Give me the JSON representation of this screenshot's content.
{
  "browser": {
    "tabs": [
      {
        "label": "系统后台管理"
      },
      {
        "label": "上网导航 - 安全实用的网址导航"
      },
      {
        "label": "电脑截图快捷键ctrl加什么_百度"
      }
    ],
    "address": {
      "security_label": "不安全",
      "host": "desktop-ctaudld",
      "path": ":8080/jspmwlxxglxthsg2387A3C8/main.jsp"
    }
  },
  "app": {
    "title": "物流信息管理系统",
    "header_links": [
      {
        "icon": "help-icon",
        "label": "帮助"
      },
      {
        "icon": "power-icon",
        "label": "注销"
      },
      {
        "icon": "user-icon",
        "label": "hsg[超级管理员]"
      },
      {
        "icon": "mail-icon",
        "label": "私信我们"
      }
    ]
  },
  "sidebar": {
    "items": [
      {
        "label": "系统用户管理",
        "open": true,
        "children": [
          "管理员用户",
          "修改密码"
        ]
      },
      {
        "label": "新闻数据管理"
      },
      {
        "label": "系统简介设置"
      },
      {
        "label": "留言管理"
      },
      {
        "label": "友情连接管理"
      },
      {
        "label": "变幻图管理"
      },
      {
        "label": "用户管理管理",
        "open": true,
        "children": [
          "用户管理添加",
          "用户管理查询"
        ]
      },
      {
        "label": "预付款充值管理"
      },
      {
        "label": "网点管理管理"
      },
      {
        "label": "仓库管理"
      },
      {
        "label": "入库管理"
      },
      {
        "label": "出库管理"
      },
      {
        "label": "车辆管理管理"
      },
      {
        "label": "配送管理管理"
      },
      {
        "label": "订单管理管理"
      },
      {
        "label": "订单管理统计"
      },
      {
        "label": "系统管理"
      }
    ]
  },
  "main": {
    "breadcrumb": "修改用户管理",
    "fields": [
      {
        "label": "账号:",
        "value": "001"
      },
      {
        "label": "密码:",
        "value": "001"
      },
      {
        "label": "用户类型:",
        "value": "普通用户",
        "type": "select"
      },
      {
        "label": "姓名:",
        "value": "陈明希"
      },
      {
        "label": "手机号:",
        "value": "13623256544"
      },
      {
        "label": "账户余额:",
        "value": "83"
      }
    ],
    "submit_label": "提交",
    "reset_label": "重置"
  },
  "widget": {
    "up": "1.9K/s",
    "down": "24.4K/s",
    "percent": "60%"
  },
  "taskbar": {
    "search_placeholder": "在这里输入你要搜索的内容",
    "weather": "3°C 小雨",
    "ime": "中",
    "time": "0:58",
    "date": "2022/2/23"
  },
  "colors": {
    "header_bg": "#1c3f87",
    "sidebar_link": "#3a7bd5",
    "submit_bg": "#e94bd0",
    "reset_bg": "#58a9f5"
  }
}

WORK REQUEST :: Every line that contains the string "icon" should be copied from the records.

TASK RESULT ::
        "icon": "help-icon",
        "icon": "power-icon",
        "icon": "user-icon",
        "icon": "mail-icon",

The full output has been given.